**TASK TO COMPLETE:** The job is to output each record exactly as it stands, pictures excluded.

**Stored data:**
════════

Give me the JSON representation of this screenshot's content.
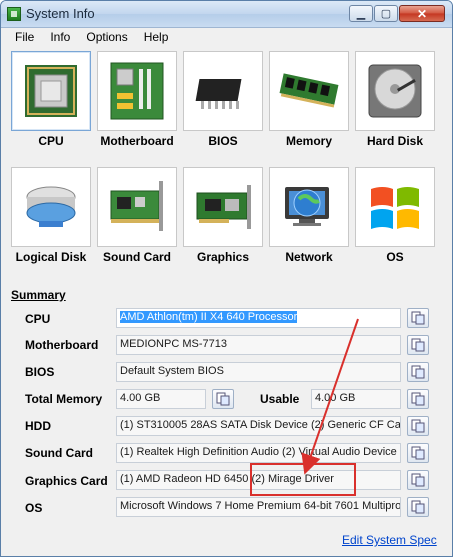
{
  "window": {
    "title": "System Info",
    "min": "▁",
    "max": "▢",
    "close": "✕"
  },
  "menu": [
    "File",
    "Info",
    "Options",
    "Help"
  ],
  "tiles": [
    {
      "label": "CPU",
      "icon": "cpu-icon"
    },
    {
      "label": "Motherboard",
      "icon": "motherboard-icon"
    },
    {
      "label": "BIOS",
      "icon": "bios-chip-icon"
    },
    {
      "label": "Memory",
      "icon": "memory-icon"
    },
    {
      "label": "Hard Disk",
      "icon": "hard-disk-icon"
    },
    {
      "label": "Logical Disk",
      "icon": "logical-disk-icon"
    },
    {
      "label": "Sound Card",
      "icon": "sound-card-icon"
    },
    {
      "label": "Graphics",
      "icon": "graphics-card-icon"
    },
    {
      "label": "Network",
      "icon": "network-globe-icon"
    },
    {
      "label": "OS",
      "icon": "windows-logo-icon"
    }
  ],
  "summary": {
    "title": "Summary",
    "cpu_label": "CPU",
    "cpu_value": "AMD Athlon(tm) II X4 640 Processor",
    "motherboard_label": "Motherboard",
    "motherboard_value": "MEDIONPC MS-7713",
    "bios_label": "BIOS",
    "bios_value": "Default System BIOS",
    "total_memory_label": "Total Memory",
    "total_memory_value": "4.00 GB",
    "usable_label": "Usable",
    "usable_value": "4.00 GB",
    "hdd_label": "HDD",
    "hdd_value": "(1) ST310005 28AS SATA Disk Device  (2) Generic CF Ca",
    "sound_label": "Sound Card",
    "sound_value": "(1) Realtek High Definition Audio  (2) Virtual Audio Device",
    "graphics_label": "Graphics Card",
    "graphics_value": "(1) AMD Radeon HD 6450  (2) Mirage Driver",
    "os_label": "OS",
    "os_value": "Microsoft Windows 7 Home Premium  64-bit 7601 Multiproc"
  },
  "edit_link": "Edit System Spec",
  "colors": {
    "annotation": "#d9302c",
    "selection": "#3399ff",
    "link": "#0044cc"
  }
}
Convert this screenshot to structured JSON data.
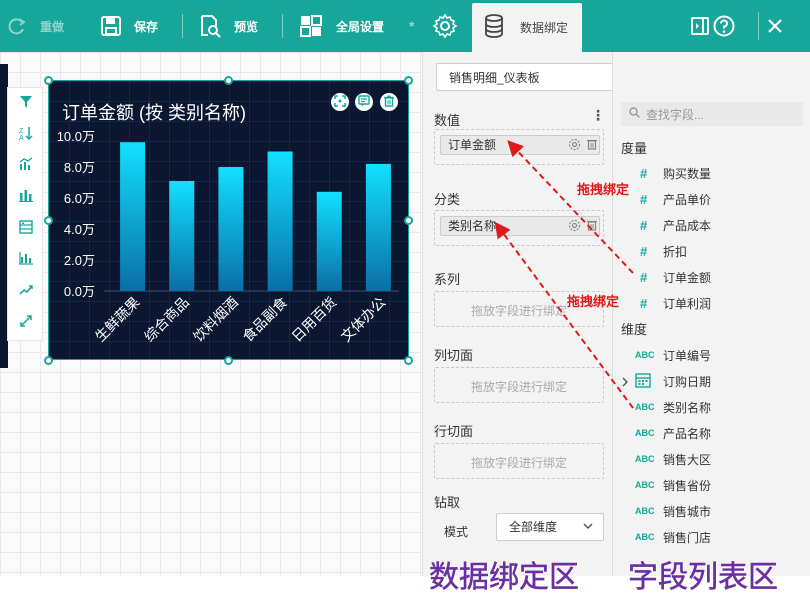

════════

**FINAL ANSWER:**
Give me the JSON representation of this screenshot's content.
{
  "window": {
    "title": "System Info",
    "min": "▁",
    "max": "▢",
    "close": "✕"
  },
  "menu": [
    "File",
    "Info",
    "Options",
    "Help"
  ],
  "tiles": [
    {
      "label": "CPU",
      "icon": "cpu-icon"
    },
    {
      "label": "Motherboard",
      "icon": "motherboard-icon"
    },
    {
      "label": "BIOS",
      "icon": "bios-chip-icon"
    },
    {
      "label": "Memory",
      "icon": "memory-icon"
    },
    {
      "label": "Hard Disk",
      "icon": "hard-disk-icon"
    },
    {
      "label": "Logical Disk",
      "icon": "logical-disk-icon"
    },
    {
      "label": "Sound Card",
      "icon": "sound-card-icon"
    },
    {
      "label": "Graphics",
      "icon": "graphics-card-icon"
    },
    {
      "label": "Network",
      "icon": "network-globe-icon"
    },
    {
      "label": "OS",
      "icon": "windows-logo-icon"
    }
  ],
  "summary": {
    "title": "Summary",
    "cpu_label": "CPU",
    "cpu_value": "AMD Athlon(tm) II X4 640 Processor",
    "motherboard_label": "Motherboard",
    "motherboard_value": "MEDIONPC MS-7713",
    "bios_label": "BIOS",
    "bios_value": "Default System BIOS",
    "total_memory_label": "Total Memory",
    "total_memory_value": "4.00 GB",
    "usable_label": "Usable",
    "usable_value": "4.00 GB",
    "hdd_label": "HDD",
    "hdd_value": "(1) ST310005 28AS SATA Disk Device  (2) Generic CF Ca",
    "sound_label": "Sound Card",
    "sound_value": "(1) Realtek High Definition Audio  (2) Virtual Audio Device",
    "graphics_label": "Graphics Card",
    "graphics_value": "(1) AMD Radeon HD 6450  (2) Mirage Driver",
    "os_label": "OS",
    "os_value": "Microsoft Windows 7 Home Premium  64-bit 7601 Multiproc"
  },
  "edit_link": "Edit System Spec",
  "colors": {
    "annotation": "#d9302c",
    "selection": "#3399ff",
    "link": "#0044cc"
  }
}
Convert this screenshot to structured JSON data.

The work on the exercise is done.